## [What the task asks]
Skip the images and restate every line of the records exactly.

Web page and app entries

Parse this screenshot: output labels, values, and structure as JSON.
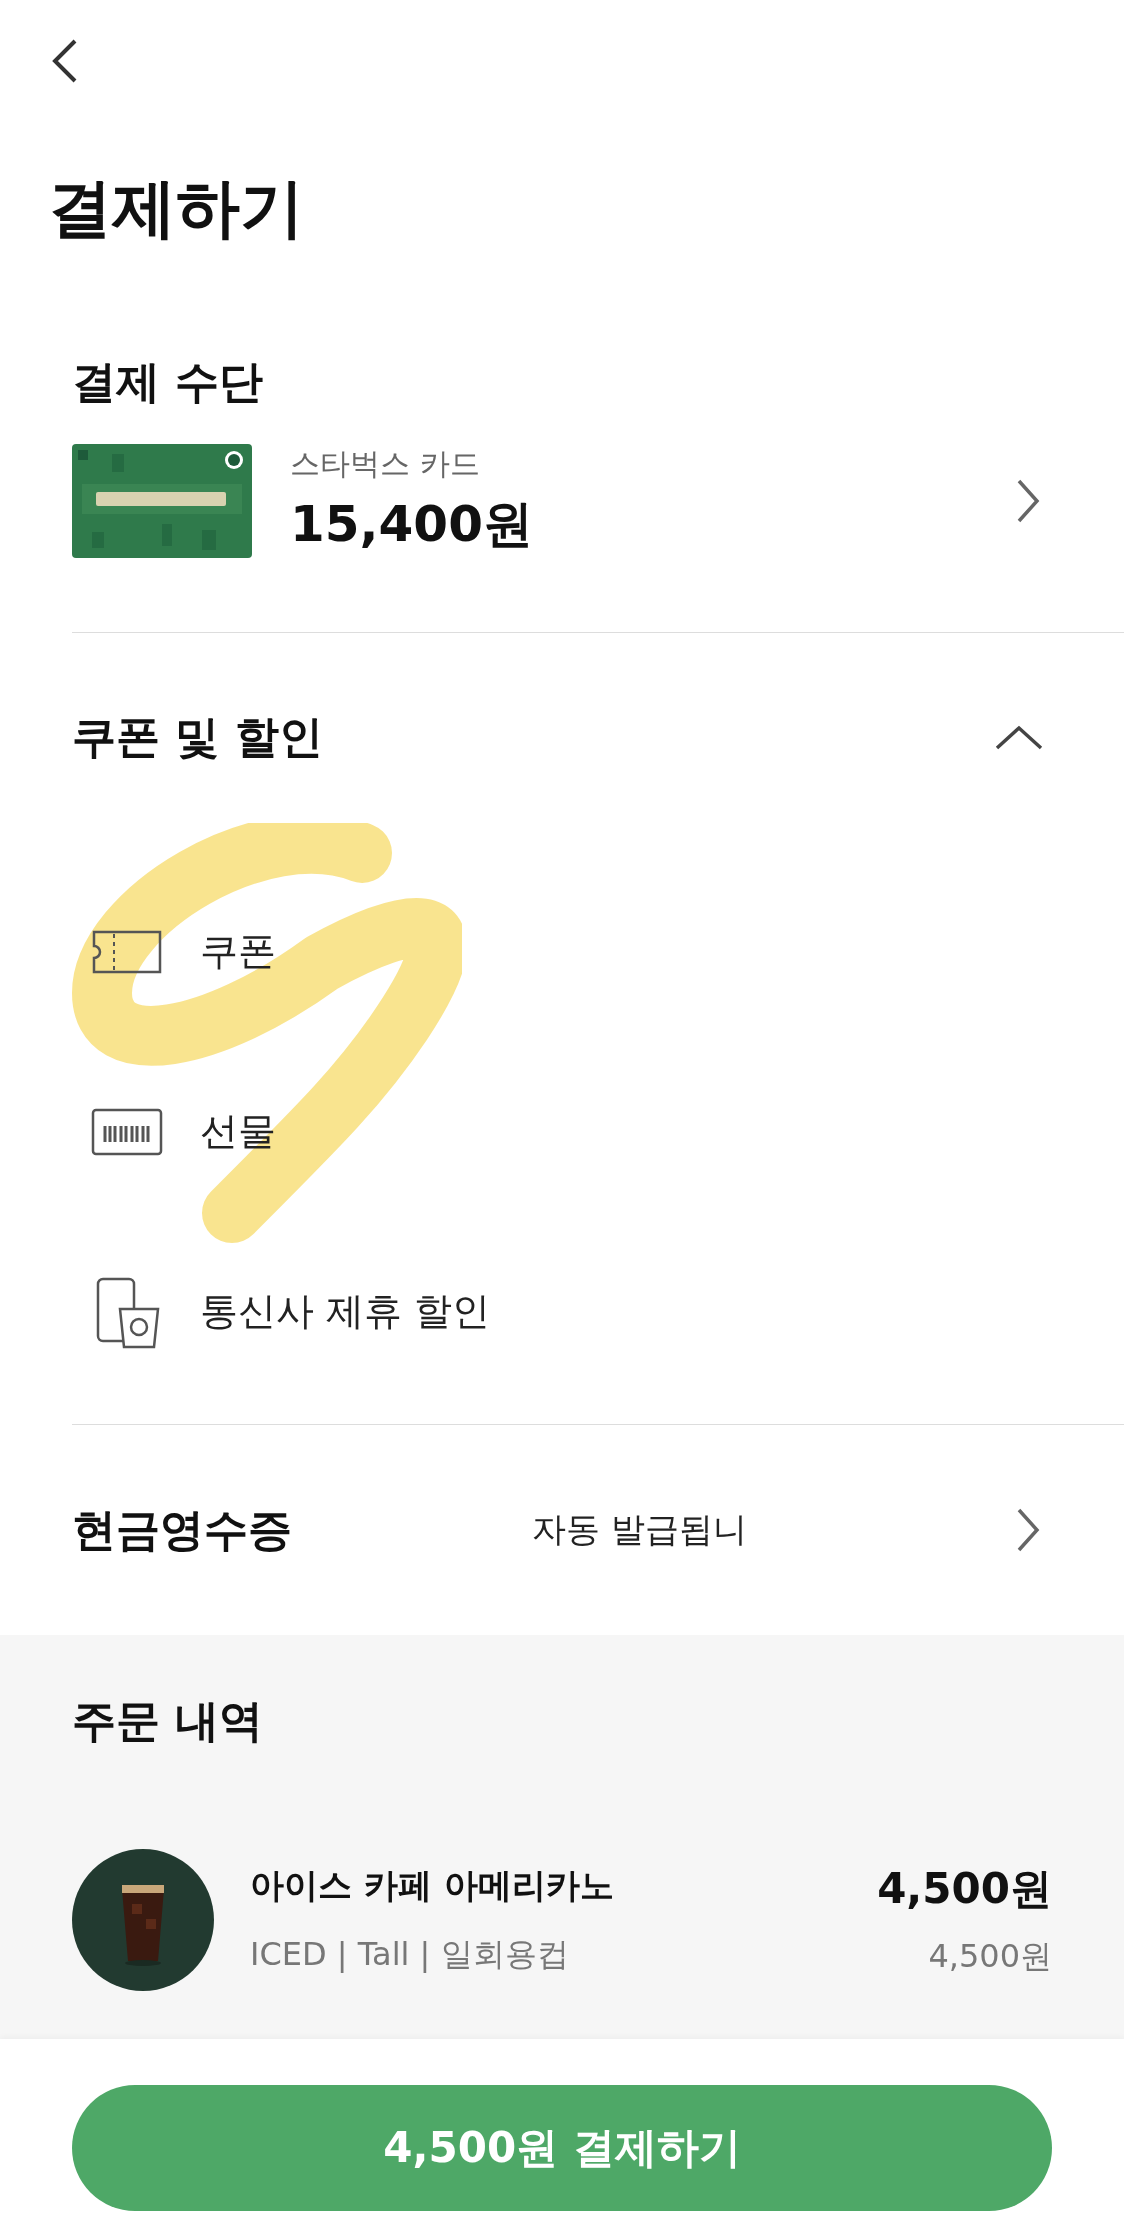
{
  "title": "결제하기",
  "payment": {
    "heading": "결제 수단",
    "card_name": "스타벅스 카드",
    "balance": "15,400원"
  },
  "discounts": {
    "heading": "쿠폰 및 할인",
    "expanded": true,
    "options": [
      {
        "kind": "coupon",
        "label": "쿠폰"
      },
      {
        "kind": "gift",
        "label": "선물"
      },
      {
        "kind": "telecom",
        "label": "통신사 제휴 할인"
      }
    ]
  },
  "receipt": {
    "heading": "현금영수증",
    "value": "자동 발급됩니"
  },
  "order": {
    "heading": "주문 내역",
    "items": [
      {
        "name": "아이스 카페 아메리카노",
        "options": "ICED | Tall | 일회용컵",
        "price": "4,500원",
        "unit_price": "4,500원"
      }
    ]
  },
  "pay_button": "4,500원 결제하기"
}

## [Solution for this exercise]
Parse this screenshot: output labels, values, and structure as JSON.
{
  "title": "결제하기",
  "payment": {
    "heading": "결제 수단",
    "card_name": "스타벅스 카드",
    "balance": "15,400원"
  },
  "discounts": {
    "heading": "쿠폰 및 할인",
    "expanded": true,
    "options": [
      {
        "kind": "coupon",
        "label": "쿠폰"
      },
      {
        "kind": "gift",
        "label": "선물"
      },
      {
        "kind": "telecom",
        "label": "통신사 제휴 할인"
      }
    ]
  },
  "receipt": {
    "heading": "현금영수증",
    "value": "자동 발급됩니"
  },
  "order": {
    "heading": "주문 내역",
    "items": [
      {
        "name": "아이스 카페 아메리카노",
        "options": "ICED | Tall | 일회용컵",
        "price": "4,500원",
        "unit_price": "4,500원"
      }
    ]
  },
  "pay_button": "4,500원 결제하기"
}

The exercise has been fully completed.